Her plea for diversity found prominent support: “I usually hate film festivals. Last night, Gus [Van Sant] was doing the Berlin Talents and I went along to watch and saw all these young filmmakers that are curious about the process and hearing Gus speak, I had a real appreciation for a film festival,” said Joaquin Phoenix, in Berlin for the premiere of Gus Van Sant’s Don’t Worrry, He Won’t Get Far on Foot, about his first positive festival experience (deadline, February 21, 2018).

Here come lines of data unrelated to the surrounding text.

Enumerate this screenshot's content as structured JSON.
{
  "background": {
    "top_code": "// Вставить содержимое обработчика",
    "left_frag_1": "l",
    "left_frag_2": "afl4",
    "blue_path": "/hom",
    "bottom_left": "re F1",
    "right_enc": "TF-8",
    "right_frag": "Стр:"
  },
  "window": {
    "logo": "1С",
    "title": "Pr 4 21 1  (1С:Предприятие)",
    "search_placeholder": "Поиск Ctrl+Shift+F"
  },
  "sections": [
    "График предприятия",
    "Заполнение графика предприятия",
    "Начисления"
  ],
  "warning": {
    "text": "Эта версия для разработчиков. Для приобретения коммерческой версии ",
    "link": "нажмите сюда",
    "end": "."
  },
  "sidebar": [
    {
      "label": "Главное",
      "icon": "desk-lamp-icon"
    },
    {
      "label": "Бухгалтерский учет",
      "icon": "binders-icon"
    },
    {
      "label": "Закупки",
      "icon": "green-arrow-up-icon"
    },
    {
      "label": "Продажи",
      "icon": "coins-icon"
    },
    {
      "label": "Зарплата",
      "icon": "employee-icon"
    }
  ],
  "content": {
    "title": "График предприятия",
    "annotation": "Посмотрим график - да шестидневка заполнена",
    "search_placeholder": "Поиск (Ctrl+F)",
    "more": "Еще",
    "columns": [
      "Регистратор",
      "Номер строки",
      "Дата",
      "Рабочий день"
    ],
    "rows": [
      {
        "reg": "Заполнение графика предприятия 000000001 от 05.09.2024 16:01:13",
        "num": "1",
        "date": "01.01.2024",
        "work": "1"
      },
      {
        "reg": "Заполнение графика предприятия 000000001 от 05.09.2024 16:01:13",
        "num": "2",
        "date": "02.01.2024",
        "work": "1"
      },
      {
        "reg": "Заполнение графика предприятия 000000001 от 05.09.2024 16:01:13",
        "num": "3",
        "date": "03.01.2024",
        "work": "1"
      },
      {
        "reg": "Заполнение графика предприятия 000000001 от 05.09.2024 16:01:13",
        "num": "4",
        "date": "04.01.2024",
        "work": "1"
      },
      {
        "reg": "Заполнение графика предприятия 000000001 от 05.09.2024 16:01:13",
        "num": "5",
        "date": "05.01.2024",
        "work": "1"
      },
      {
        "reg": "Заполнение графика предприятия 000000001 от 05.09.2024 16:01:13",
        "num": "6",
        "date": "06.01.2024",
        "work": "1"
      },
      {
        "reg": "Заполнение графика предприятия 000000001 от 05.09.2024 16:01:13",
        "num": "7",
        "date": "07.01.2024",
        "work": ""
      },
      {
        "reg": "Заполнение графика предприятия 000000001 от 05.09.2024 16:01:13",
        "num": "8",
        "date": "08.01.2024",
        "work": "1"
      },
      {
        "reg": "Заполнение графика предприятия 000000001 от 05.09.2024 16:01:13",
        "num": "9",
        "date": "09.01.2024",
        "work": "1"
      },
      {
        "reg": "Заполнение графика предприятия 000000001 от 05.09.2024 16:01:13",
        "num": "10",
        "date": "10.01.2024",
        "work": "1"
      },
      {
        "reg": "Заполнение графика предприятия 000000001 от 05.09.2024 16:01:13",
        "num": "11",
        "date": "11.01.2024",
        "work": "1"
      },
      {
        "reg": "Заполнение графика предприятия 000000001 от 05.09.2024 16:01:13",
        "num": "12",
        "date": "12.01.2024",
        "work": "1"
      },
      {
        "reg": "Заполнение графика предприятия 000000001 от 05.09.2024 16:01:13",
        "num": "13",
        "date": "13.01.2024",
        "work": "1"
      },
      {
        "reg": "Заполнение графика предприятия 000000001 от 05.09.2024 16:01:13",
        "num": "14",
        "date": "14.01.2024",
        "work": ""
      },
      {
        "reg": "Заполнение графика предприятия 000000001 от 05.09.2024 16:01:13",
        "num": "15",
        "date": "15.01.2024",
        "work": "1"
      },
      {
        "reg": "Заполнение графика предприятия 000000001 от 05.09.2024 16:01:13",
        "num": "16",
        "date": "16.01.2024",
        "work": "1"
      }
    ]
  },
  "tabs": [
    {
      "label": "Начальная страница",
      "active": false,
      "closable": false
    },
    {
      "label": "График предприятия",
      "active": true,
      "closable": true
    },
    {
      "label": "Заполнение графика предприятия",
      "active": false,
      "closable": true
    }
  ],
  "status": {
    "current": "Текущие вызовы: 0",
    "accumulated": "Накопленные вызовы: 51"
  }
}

As in previous years, the days of the festival celebrated the opportunity provided by almost 400 films to travel round the world, experience the most diverse milieus, ways of life, opinions and attitudes, and to put one’s own preconceptions and prejudices to the test. “The eyes of many Berlinale viewers are shining when the credits roll and they ponder the films in the Panorama, Forum or Generation sections on which they have fruitfully lavished their time in recalibrating their own world view,” wrote Robert Ide (Der Tagespiegel, February 26, 2018). The 2018 Competition was representative of the immense diversity of the entire festival. Film critic Katja Nicodemus admitted: “I have never experienced anything like it, so many different aesthetics and crazy film ideas” (NDR Online, February 22, 2018).

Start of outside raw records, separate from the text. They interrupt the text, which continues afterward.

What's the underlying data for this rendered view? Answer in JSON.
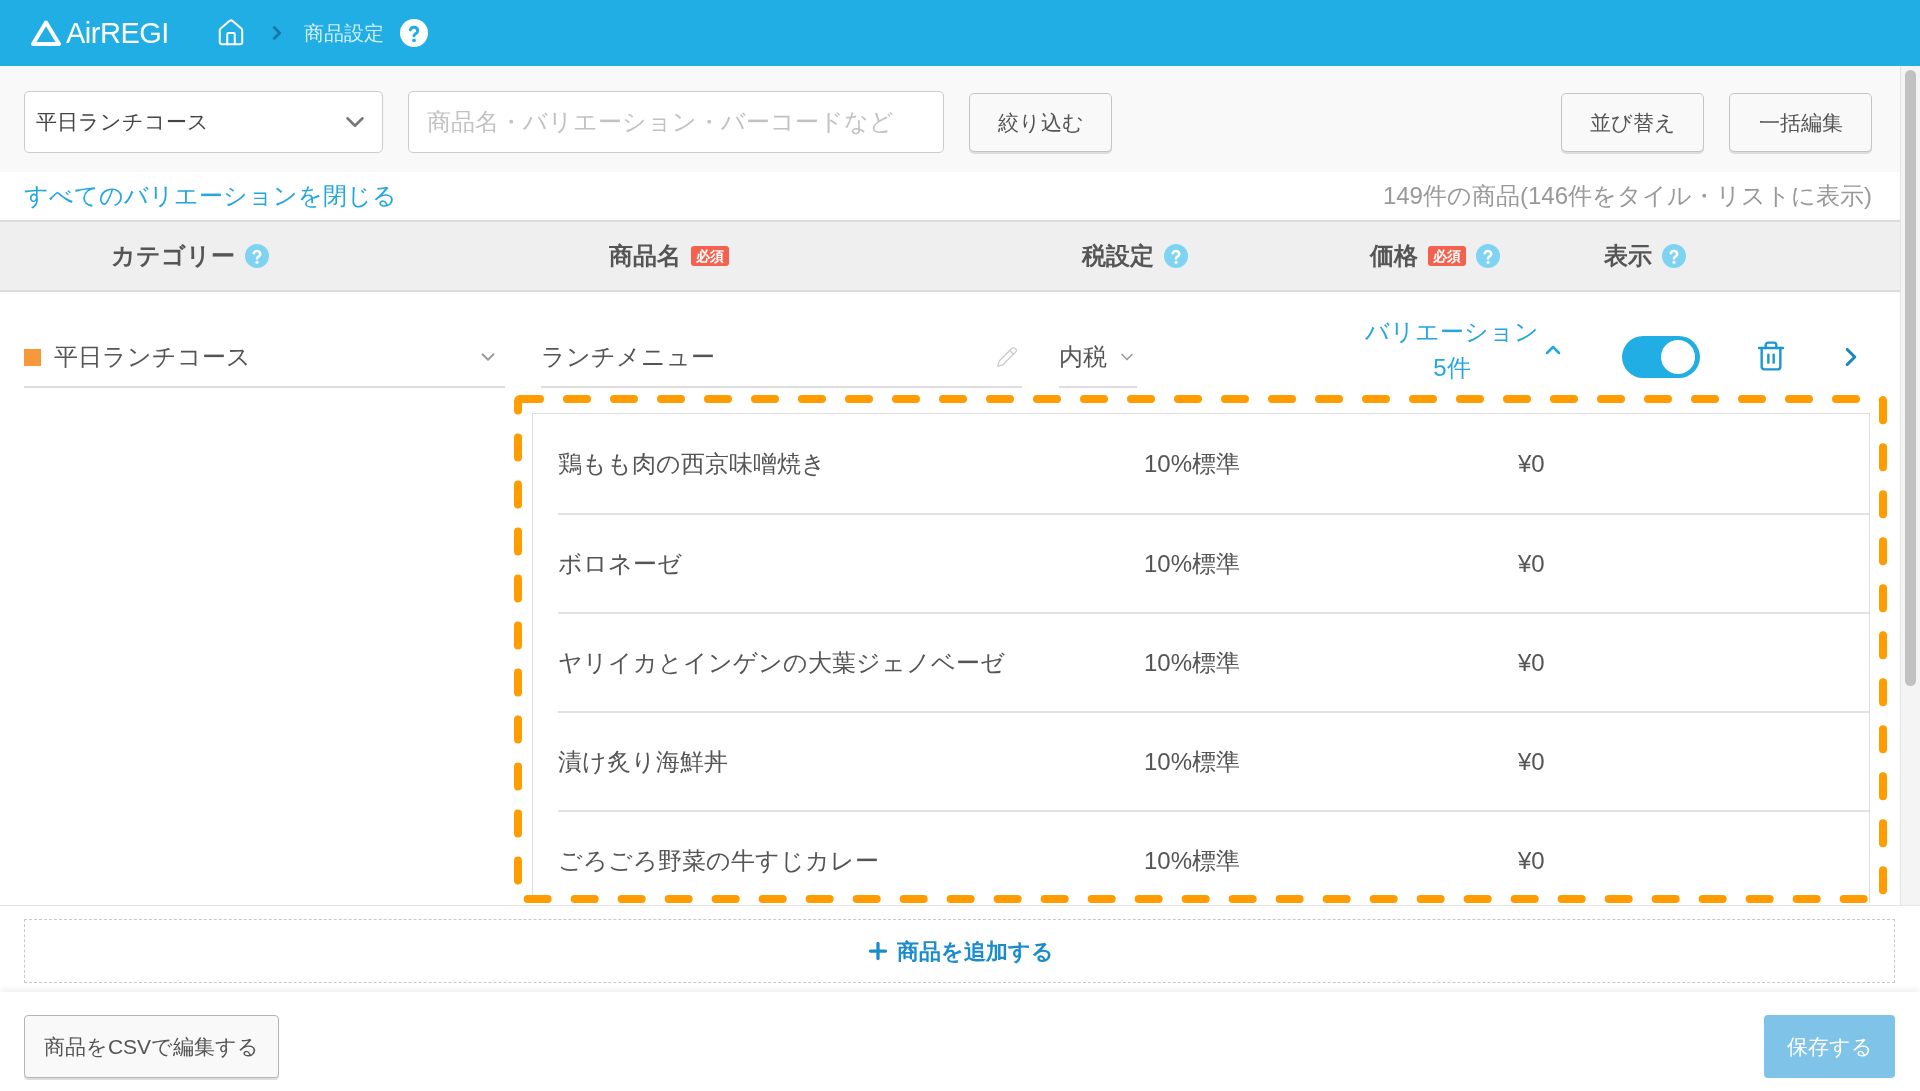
{
  "header": {
    "logo": "AirREGI",
    "breadcrumb": "商品設定"
  },
  "toolbar": {
    "category_select": {
      "value": "平日ランチコース"
    },
    "search": {
      "placeholder": "商品名・バリエーション・バーコードなど"
    },
    "filter_button": "絞り込む",
    "actions": [
      "並び替え",
      "一括編集"
    ]
  },
  "list_bar": {
    "collapse_link": "すべてのバリエーションを閉じる",
    "count": "149件の商品(146件をタイル・リストに表示)"
  },
  "table": {
    "columns": [
      {
        "label": "カテゴリー",
        "help": true
      },
      {
        "label": "商品名",
        "badge": "必須",
        "help": false
      },
      {
        "label": "税設定",
        "help": true
      },
      {
        "label": "価格",
        "badge": "必須",
        "help": true
      },
      {
        "label": "表示",
        "help": true
      }
    ],
    "rows": [
      {
        "category": "平日ランチコース",
        "color": "#f7993a",
        "name": "ランチメニュー",
        "tax": "内税",
        "variation_label": "バリエーション",
        "variation_count": "5件",
        "expanded": true,
        "visible": true,
        "highlighted": true,
        "variations": [
          {
            "name": "鶏もも肉の西京味噌焼き",
            "tax": "10%標準",
            "price": "¥0"
          },
          {
            "name": "ボロネーゼ",
            "tax": "10%標準",
            "price": "¥0"
          },
          {
            "name": "ヤリイカとインゲンの大葉ジェノベーゼ",
            "tax": "10%標準",
            "price": "¥0"
          },
          {
            "name": "漬け炙り海鮮丼",
            "tax": "10%標準",
            "price": "¥0"
          },
          {
            "name": "ごろごろ野菜の牛すじカレー",
            "tax": "10%標準",
            "price": "¥0"
          }
        ]
      }
    ]
  },
  "add_button": "商品を追加する",
  "footer": {
    "csv_button": "商品をCSVで編集する",
    "save_button": {
      "label": "保存する",
      "disabled": true
    }
  }
}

For the very first time in its history, the Berlinale opened with an animated film: Wes Anderson’s Isle of Dogs was not only a curatorial stroke of luck, bringing the necessary star power to the festival’s first Red Carpet, but also a “parable of a world filled with fascist ideas of purity and exclusion” (Verena Lueken, FAZ, February 16, 2018) and hence a paradigm for the festival’s concept of diversity.